▶ **WHAT THE EXERCISE ASKS**
Retype each of the entries below exactly as written.

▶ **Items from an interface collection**
──────

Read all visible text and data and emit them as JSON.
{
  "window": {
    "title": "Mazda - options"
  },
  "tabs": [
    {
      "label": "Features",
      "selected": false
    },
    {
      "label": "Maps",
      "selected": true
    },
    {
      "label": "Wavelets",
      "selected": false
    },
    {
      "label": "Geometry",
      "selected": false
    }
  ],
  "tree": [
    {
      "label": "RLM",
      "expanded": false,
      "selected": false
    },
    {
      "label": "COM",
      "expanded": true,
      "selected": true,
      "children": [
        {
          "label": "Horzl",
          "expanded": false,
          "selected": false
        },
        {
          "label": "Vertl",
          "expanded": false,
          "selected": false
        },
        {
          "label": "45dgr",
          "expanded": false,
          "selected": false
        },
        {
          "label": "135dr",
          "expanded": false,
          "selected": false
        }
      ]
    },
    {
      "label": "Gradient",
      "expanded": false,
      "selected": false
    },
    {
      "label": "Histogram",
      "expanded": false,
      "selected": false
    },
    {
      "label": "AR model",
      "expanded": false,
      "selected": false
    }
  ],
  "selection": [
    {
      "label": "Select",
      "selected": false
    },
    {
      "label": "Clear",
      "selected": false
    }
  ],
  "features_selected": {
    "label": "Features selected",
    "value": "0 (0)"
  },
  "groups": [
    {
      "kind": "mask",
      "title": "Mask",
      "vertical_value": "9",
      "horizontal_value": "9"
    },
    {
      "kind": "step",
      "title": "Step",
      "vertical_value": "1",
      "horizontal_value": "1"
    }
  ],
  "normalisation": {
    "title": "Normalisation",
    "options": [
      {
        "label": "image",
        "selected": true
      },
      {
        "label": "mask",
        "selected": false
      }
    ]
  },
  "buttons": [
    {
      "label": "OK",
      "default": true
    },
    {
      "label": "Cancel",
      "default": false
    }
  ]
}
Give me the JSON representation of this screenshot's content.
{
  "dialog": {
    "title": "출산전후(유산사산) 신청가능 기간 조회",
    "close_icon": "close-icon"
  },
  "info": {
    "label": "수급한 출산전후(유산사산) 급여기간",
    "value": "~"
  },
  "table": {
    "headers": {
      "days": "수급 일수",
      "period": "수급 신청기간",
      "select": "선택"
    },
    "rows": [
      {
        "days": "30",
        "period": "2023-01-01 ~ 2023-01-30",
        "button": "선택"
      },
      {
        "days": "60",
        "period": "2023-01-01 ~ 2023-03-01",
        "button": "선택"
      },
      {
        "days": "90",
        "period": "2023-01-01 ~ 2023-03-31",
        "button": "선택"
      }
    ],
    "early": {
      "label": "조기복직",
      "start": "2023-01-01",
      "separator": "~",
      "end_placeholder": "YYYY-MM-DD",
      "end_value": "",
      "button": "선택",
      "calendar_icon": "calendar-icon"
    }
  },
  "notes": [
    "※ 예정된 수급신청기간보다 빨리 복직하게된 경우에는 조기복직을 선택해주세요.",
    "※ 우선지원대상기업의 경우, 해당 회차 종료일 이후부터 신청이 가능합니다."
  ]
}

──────

▶ **ANSWER SPACE**
Read all visible text and data and emit them as JSON.
{
  "window": {
    "title": "Mazda - options"
  },
  "tabs": [
    {
      "label": "Features",
      "selected": false
    },
    {
      "label": "Maps",
      "selected": true
    },
    {
      "label": "Wavelets",
      "selected": false
    },
    {
      "label": "Geometry",
      "selected": false
    }
  ],
  "tree": [
    {
      "label": "RLM",
      "expanded": false,
      "selected": false
    },
    {
      "label": "COM",
      "expanded": true,
      "selected": true,
      "children": [
        {
          "label": "Horzl",
          "expanded": false,
          "selected": false
        },
        {
          "label": "Vertl",
          "expanded": false,
          "selected": false
        },
        {
          "label": "45dgr",
          "expanded": false,
          "selected": false
        },
        {
          "label": "135dr",
          "expanded": false,
          "selected": false
        }
      ]
    },
    {
      "label": "Gradient",
      "expanded": false,
      "selected": false
    },
    {
      "label": "Histogram",
      "expanded": false,
      "selected": false
    },
    {
      "label": "AR model",
      "expanded": false,
      "selected": false
    }
  ],
  "selection": [
    {
      "label": "Select",
      "selected": false
    },
    {
      "label": "Clear",
      "selected": false
    }
  ],
  "features_selected": {
    "label": "Features selected",
    "value": "0 (0)"
  },
  "groups": [
    {
      "kind": "mask",
      "title": "Mask",
      "vertical_value": "9",
      "horizontal_value": "9"
    },
    {
      "kind": "step",
      "title": "Step",
      "vertical_value": "1",
      "horizontal_value": "1"
    }
  ],
  "normalisation": {
    "title": "Normalisation",
    "options": [
      {
        "label": "image",
        "selected": true
      },
      {
        "label": "mask",
        "selected": false
      }
    ]
  },
  "buttons": [
    {
      "label": "OK",
      "default": true
    },
    {
      "label": "Cancel",
      "default": false
    }
  ]
}
Give me the JSON representation of this screenshot's content.
{
  "dialog": {
    "title": "출산전후(유산사산) 신청가능 기간 조회",
    "close_icon": "close-icon"
  },
  "info": {
    "label": "수급한 출산전후(유산사산) 급여기간",
    "value": "~"
  },
  "table": {
    "headers": {
      "days": "수급 일수",
      "period": "수급 신청기간",
      "select": "선택"
    },
    "rows": [
      {
        "days": "30",
        "period": "2023-01-01 ~ 2023-01-30",
        "button": "선택"
      },
      {
        "days": "60",
        "period": "2023-01-01 ~ 2023-03-01",
        "button": "선택"
      },
      {
        "days": "90",
        "period": "2023-01-01 ~ 2023-03-31",
        "button": "선택"
      }
    ],
    "early": {
      "label": "조기복직",
      "start": "2023-01-01",
      "separator": "~",
      "end_placeholder": "YYYY-MM-DD",
      "end_value": "",
      "button": "선택",
      "calendar_icon": "calendar-icon"
    }
  },
  "notes": [
    "※ 예정된 수급신청기간보다 빨리 복직하게된 경우에는 조기복직을 선택해주세요.",
    "※ 우선지원대상기업의 경우, 해당 회차 종료일 이후부터 신청이 가능합니다."
  ]
}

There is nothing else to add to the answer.